We sampled and censused a total of 1013 individual plants in five populations, referred to as A, J, K, L and S, across Estonia from 1993 to 2005. Population A (Aljava, 58°33′22″N, 23°10′52″E, elevation 3–4 m) is a Carici montanae–Seslerietum meadow located on the seashore and has been ungrazed for the last 10 years. Population J (Jäneda, 59°15′19″N, 25°43′22″E, elevation 79 m) is a Melampyreo–Scorzoneretum grassland (once a sports field) and is now overgrown with pines and spruce. Population K (Kapi, 58°37′42″N, 23°12′26″E, elevation 18–19 m) is a drier Seslerio–Filipenduletum grassland that was once the site for lime burning, and is now covered with a young pine forest. Population L (Lõetsa, 58°38′47″N, 23°19′13″E, elevation 10–12 m) is a Seslerio–Filipenduletum pasture less than 1 km from the Baltic Sea. Population S (Sillukse, 58°36′53″N, 23°34′5″E, elevation 11–12 m) is an overgrown Seslerio–Filipenduletum grassland on a working limestone quarry. Four of these populations are located within 30 km of each other, including three on the island of Muhu (populations A, K and L) and one on the western coast of the mainland (population S). The fifth population (population J) is located inland, 150 km away from the other populations. Three populations consist of the early-flowering variety of N. ustulata (N. ustulata ssp. ustulata, populations A, K and L), while the remaining two populations consist of the late-flowering variety (N. ustulata ssp. aestivalis, populations J and S; Tali 2002).
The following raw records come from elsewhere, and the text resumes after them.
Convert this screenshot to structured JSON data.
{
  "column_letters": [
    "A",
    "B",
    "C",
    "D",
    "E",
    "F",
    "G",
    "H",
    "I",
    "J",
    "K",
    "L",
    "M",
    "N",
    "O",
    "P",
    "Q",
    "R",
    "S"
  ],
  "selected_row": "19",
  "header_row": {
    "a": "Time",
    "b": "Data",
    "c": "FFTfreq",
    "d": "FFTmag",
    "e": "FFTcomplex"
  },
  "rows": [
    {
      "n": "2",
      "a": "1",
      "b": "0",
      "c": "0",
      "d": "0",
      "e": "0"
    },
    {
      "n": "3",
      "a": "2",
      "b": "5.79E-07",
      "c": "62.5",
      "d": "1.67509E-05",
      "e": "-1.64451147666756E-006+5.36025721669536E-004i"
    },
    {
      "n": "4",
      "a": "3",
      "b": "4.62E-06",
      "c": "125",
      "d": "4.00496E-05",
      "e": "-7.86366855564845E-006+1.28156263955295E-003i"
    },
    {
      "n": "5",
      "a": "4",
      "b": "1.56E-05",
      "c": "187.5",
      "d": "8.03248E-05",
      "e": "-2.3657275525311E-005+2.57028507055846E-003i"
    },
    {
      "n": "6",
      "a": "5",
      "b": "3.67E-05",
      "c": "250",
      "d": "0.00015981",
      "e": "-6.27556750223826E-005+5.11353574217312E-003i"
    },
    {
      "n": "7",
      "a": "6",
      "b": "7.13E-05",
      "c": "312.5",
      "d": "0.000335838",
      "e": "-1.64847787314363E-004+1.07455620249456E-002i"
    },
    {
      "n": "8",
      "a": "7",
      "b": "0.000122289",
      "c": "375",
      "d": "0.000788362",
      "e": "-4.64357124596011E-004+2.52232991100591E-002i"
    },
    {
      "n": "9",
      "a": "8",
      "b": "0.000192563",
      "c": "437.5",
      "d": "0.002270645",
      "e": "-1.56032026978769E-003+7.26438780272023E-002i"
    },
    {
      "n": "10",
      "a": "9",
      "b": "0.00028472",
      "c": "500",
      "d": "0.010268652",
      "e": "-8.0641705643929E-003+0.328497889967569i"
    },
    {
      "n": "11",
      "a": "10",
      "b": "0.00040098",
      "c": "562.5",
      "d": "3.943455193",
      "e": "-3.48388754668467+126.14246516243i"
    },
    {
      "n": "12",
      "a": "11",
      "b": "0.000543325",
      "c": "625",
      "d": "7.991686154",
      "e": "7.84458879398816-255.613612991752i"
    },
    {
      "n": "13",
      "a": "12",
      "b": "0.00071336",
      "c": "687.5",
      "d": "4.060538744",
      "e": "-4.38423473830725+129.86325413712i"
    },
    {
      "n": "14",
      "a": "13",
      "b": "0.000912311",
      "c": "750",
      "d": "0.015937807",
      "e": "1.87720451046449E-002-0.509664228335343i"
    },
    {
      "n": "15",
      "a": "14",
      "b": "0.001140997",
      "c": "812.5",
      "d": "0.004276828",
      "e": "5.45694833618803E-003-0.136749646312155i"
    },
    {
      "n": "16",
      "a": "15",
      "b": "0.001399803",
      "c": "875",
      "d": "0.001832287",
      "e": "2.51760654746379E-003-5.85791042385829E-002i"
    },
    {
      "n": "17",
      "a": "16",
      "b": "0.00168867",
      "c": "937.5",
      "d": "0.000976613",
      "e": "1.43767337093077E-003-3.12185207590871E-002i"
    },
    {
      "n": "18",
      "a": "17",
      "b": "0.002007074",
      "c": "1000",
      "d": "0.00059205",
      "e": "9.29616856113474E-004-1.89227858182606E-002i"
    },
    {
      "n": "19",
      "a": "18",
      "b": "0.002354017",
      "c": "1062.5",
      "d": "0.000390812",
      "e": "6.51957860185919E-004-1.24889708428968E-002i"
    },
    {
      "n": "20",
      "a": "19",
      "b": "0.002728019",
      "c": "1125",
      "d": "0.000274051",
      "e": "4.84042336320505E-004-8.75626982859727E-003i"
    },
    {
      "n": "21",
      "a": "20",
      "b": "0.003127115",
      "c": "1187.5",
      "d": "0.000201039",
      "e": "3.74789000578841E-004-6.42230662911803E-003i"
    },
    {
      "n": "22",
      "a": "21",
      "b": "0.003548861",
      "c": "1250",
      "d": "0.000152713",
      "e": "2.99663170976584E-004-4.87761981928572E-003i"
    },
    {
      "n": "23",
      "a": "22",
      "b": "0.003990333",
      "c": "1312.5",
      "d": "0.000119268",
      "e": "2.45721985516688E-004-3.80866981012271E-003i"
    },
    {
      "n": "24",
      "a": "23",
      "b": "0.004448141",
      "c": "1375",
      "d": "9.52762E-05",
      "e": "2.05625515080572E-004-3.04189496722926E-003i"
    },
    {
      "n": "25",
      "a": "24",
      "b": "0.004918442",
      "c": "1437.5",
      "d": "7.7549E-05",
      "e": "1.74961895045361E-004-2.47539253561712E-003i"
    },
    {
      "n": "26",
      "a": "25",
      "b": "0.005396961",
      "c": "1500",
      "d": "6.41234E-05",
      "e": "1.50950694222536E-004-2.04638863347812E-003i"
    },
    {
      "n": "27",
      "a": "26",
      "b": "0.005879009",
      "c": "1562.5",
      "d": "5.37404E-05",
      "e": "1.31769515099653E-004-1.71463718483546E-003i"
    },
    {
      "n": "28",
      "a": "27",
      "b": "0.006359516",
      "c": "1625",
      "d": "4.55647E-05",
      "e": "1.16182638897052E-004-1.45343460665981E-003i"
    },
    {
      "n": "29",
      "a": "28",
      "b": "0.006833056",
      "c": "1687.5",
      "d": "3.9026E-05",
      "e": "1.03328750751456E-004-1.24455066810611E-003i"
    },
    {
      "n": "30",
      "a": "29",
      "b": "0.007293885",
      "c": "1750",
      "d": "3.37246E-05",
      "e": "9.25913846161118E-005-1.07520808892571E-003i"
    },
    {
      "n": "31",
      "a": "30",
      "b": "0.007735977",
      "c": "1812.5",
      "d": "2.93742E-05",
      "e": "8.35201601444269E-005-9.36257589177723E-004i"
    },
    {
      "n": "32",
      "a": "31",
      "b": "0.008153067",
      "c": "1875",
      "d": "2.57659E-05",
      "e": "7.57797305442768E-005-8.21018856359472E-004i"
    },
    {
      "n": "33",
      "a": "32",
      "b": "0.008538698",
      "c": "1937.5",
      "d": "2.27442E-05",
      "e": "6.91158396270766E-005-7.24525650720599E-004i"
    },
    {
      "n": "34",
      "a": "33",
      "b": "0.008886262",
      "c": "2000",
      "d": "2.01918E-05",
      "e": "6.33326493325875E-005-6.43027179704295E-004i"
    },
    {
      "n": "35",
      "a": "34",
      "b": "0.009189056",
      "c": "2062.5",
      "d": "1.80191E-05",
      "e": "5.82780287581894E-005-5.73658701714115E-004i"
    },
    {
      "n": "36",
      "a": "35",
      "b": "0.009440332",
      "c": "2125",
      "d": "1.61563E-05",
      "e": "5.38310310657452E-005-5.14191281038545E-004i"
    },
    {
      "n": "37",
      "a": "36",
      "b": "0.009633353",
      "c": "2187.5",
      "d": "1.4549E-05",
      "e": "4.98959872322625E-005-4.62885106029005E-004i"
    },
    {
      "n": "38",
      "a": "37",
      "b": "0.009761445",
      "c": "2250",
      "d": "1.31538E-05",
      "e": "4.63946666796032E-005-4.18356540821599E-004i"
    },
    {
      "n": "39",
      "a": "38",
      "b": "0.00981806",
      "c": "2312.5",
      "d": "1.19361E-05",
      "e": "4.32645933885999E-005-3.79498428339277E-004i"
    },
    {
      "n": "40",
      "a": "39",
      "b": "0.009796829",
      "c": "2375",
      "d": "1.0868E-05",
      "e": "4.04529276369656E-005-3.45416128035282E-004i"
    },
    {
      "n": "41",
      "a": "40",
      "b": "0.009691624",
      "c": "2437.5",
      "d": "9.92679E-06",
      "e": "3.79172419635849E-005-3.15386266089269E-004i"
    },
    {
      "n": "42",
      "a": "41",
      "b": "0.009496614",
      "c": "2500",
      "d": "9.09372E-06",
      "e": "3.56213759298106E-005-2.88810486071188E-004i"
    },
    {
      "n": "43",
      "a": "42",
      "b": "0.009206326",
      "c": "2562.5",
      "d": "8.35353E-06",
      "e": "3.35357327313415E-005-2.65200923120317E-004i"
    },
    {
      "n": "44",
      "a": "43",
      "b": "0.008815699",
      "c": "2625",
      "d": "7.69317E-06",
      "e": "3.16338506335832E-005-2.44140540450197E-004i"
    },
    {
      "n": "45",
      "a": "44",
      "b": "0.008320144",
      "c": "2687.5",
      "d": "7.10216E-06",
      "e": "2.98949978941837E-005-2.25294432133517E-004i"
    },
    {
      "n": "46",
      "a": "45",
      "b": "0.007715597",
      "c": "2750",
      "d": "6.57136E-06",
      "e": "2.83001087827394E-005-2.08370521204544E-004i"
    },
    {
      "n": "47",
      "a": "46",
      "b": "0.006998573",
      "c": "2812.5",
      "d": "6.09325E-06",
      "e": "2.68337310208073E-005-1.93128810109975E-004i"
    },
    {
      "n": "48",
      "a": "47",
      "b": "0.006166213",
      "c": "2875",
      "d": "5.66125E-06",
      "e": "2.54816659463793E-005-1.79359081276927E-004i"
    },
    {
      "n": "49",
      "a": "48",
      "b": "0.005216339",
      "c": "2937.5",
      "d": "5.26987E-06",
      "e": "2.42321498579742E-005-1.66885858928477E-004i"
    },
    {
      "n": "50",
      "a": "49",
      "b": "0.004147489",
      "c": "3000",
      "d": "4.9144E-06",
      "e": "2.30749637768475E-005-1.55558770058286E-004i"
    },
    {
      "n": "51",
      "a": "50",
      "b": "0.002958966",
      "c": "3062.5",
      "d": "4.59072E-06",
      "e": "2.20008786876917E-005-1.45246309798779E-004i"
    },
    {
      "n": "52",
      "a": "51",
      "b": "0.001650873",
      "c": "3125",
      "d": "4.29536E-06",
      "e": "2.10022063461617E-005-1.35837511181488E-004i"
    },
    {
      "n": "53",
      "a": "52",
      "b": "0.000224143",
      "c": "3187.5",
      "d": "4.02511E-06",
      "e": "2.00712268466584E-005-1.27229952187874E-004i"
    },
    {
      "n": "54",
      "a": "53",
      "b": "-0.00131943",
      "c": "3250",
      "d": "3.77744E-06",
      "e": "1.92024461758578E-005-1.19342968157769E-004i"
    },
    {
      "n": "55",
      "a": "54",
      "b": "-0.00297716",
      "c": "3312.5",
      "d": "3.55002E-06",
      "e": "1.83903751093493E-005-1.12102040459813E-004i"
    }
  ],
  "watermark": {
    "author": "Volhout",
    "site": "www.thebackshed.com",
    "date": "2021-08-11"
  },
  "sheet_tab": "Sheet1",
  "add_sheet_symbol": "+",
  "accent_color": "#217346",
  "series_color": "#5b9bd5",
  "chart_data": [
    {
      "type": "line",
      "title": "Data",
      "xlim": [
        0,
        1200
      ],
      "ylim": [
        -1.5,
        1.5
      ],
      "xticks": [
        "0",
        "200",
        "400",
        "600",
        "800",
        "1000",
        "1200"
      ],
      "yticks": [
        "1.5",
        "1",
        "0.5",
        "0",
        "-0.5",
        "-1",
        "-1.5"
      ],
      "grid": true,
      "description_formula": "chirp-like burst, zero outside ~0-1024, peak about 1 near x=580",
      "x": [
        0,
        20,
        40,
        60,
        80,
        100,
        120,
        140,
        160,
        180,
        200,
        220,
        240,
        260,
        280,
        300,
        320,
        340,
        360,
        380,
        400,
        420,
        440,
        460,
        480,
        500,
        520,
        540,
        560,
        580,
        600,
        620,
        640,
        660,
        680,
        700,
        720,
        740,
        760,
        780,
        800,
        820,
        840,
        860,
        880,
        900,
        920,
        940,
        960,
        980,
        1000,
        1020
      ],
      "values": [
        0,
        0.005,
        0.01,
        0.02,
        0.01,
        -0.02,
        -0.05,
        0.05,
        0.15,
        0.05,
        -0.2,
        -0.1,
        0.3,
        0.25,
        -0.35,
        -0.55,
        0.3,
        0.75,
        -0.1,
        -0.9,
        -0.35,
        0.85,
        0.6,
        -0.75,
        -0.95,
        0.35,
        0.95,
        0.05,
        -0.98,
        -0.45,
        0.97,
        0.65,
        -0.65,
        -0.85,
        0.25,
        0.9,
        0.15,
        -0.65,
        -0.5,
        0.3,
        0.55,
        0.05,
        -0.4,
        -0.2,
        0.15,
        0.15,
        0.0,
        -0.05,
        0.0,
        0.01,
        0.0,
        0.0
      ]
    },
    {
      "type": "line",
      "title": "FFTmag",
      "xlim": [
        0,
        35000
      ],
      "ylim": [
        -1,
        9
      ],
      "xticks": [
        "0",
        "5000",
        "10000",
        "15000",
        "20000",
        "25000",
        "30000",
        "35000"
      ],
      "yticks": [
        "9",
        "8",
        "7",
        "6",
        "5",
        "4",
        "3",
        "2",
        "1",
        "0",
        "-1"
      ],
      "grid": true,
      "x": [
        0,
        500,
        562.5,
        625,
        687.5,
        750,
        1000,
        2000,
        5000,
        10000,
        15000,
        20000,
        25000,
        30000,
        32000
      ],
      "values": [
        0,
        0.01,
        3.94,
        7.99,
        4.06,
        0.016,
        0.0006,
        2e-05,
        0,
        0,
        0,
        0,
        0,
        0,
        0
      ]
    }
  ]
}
Census recordings involved marking and mapping the location of each plant within 10 permanent 1 × 1 m plots per population in each growing season. Each plant's presence and life history state (i.e. flowering, vegetative or absent) were recorded annually. Plots were checked multiple times during each growing season as sprouting and flowering times vary. We sampled 180, 137, 282, 282 and 132 plants in populations A, J, K, L and S, respectively, and each plant consisted of no more than one sprout per year.